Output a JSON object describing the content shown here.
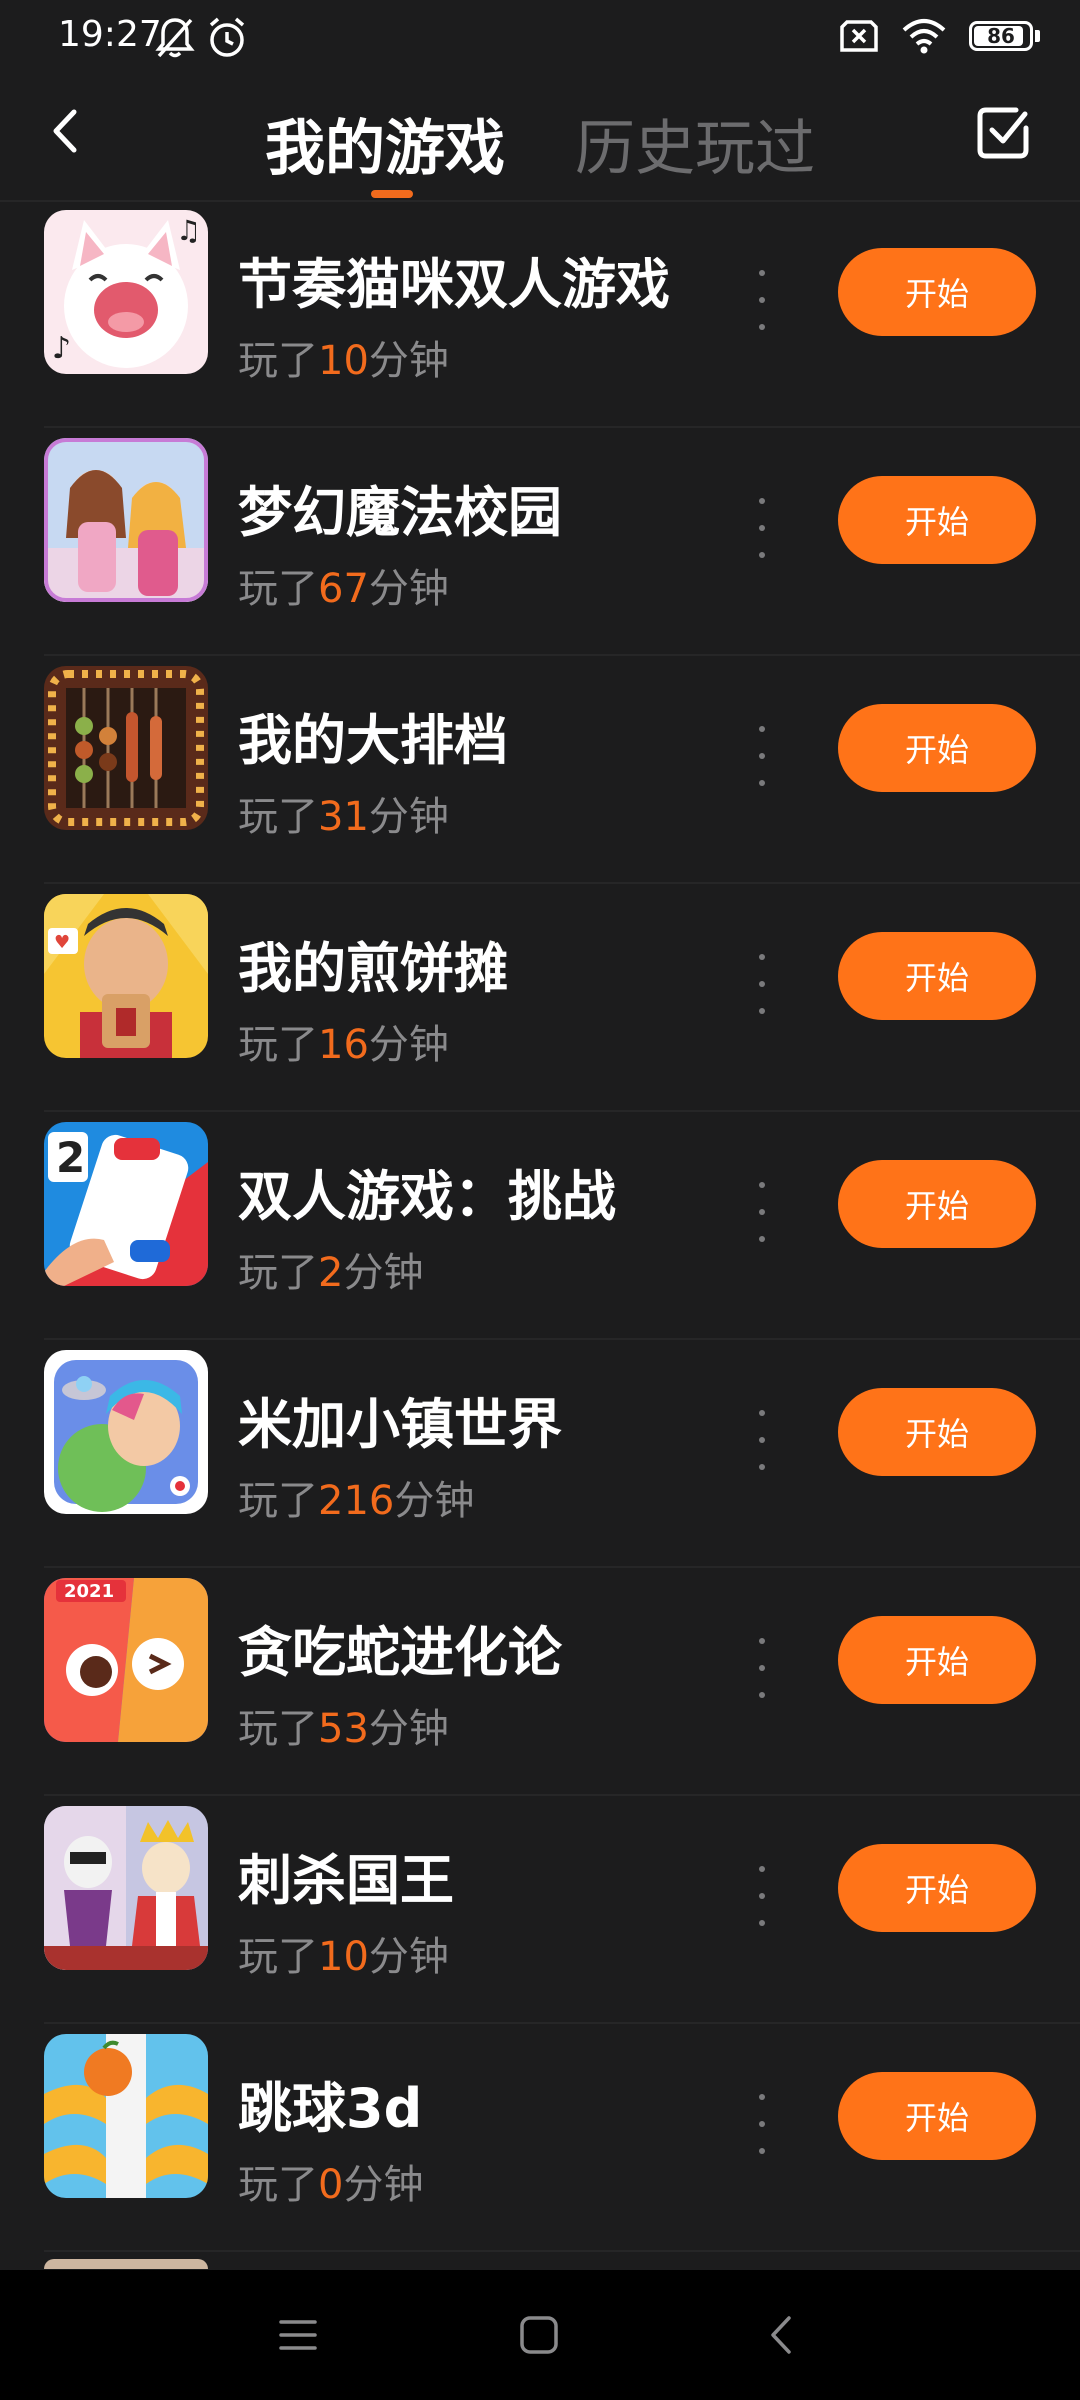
{
  "status_bar": {
    "time": "19:27",
    "battery": "86",
    "icons": [
      "bell-off-icon",
      "alarm-icon",
      "sim-off-icon",
      "wifi-icon",
      "battery-icon"
    ]
  },
  "header": {
    "tabs": [
      {
        "label": "我的游戏",
        "active": true
      },
      {
        "label": "历史玩过",
        "active": false
      }
    ],
    "accent": "#f26b1d"
  },
  "games": [
    {
      "name": "节奏猫咪双人游戏",
      "played_prefix": "玩了",
      "minutes": "10",
      "played_suffix": "分钟",
      "button": "开始"
    },
    {
      "name": "梦幻魔法校园",
      "played_prefix": "玩了",
      "minutes": "67",
      "played_suffix": "分钟",
      "button": "开始"
    },
    {
      "name": "我的大排档",
      "played_prefix": "玩了",
      "minutes": "31",
      "played_suffix": "分钟",
      "button": "开始"
    },
    {
      "name": "我的煎饼摊",
      "played_prefix": "玩了",
      "minutes": "16",
      "played_suffix": "分钟",
      "button": "开始"
    },
    {
      "name": "双人游戏：挑战",
      "played_prefix": "玩了",
      "minutes": "2",
      "played_suffix": "分钟",
      "button": "开始"
    },
    {
      "name": "米加小镇世界",
      "played_prefix": "玩了",
      "minutes": "216",
      "played_suffix": "分钟",
      "button": "开始"
    },
    {
      "name": "贪吃蛇进化论",
      "played_prefix": "玩了",
      "minutes": "53",
      "played_suffix": "分钟",
      "button": "开始",
      "badge": "2021"
    },
    {
      "name": "刺杀国王",
      "played_prefix": "玩了",
      "minutes": "10",
      "played_suffix": "分钟",
      "button": "开始"
    },
    {
      "name": "跳球3d",
      "played_prefix": "玩了",
      "minutes": "0",
      "played_suffix": "分钟",
      "button": "开始"
    }
  ],
  "nav": {
    "icons": [
      "menu-icon",
      "home-icon",
      "back-icon"
    ]
  },
  "colors": {
    "background": "#1c1c1d",
    "accent": "#ff7318",
    "muted_text": "#8a8a8c"
  }
}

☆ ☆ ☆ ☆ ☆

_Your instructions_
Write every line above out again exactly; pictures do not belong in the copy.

_Result of the task_
Output a JSON object describing the content shown here.
{
  "status_bar": {
    "time": "19:27",
    "battery": "86",
    "icons": [
      "bell-off-icon",
      "alarm-icon",
      "sim-off-icon",
      "wifi-icon",
      "battery-icon"
    ]
  },
  "header": {
    "tabs": [
      {
        "label": "我的游戏",
        "active": true
      },
      {
        "label": "历史玩过",
        "active": false
      }
    ],
    "accent": "#f26b1d"
  },
  "games": [
    {
      "name": "节奏猫咪双人游戏",
      "played_prefix": "玩了",
      "minutes": "10",
      "played_suffix": "分钟",
      "button": "开始"
    },
    {
      "name": "梦幻魔法校园",
      "played_prefix": "玩了",
      "minutes": "67",
      "played_suffix": "分钟",
      "button": "开始"
    },
    {
      "name": "我的大排档",
      "played_prefix": "玩了",
      "minutes": "31",
      "played_suffix": "分钟",
      "button": "开始"
    },
    {
      "name": "我的煎饼摊",
      "played_prefix": "玩了",
      "minutes": "16",
      "played_suffix": "分钟",
      "button": "开始"
    },
    {
      "name": "双人游戏：挑战",
      "played_prefix": "玩了",
      "minutes": "2",
      "played_suffix": "分钟",
      "button": "开始"
    },
    {
      "name": "米加小镇世界",
      "played_prefix": "玩了",
      "minutes": "216",
      "played_suffix": "分钟",
      "button": "开始"
    },
    {
      "name": "贪吃蛇进化论",
      "played_prefix": "玩了",
      "minutes": "53",
      "played_suffix": "分钟",
      "button": "开始",
      "badge": "2021"
    },
    {
      "name": "刺杀国王",
      "played_prefix": "玩了",
      "minutes": "10",
      "played_suffix": "分钟",
      "button": "开始"
    },
    {
      "name": "跳球3d",
      "played_prefix": "玩了",
      "minutes": "0",
      "played_suffix": "分钟",
      "button": "开始"
    }
  ],
  "nav": {
    "icons": [
      "menu-icon",
      "home-icon",
      "back-icon"
    ]
  },
  "colors": {
    "background": "#1c1c1d",
    "accent": "#ff7318",
    "muted_text": "#8a8a8c"
  }
}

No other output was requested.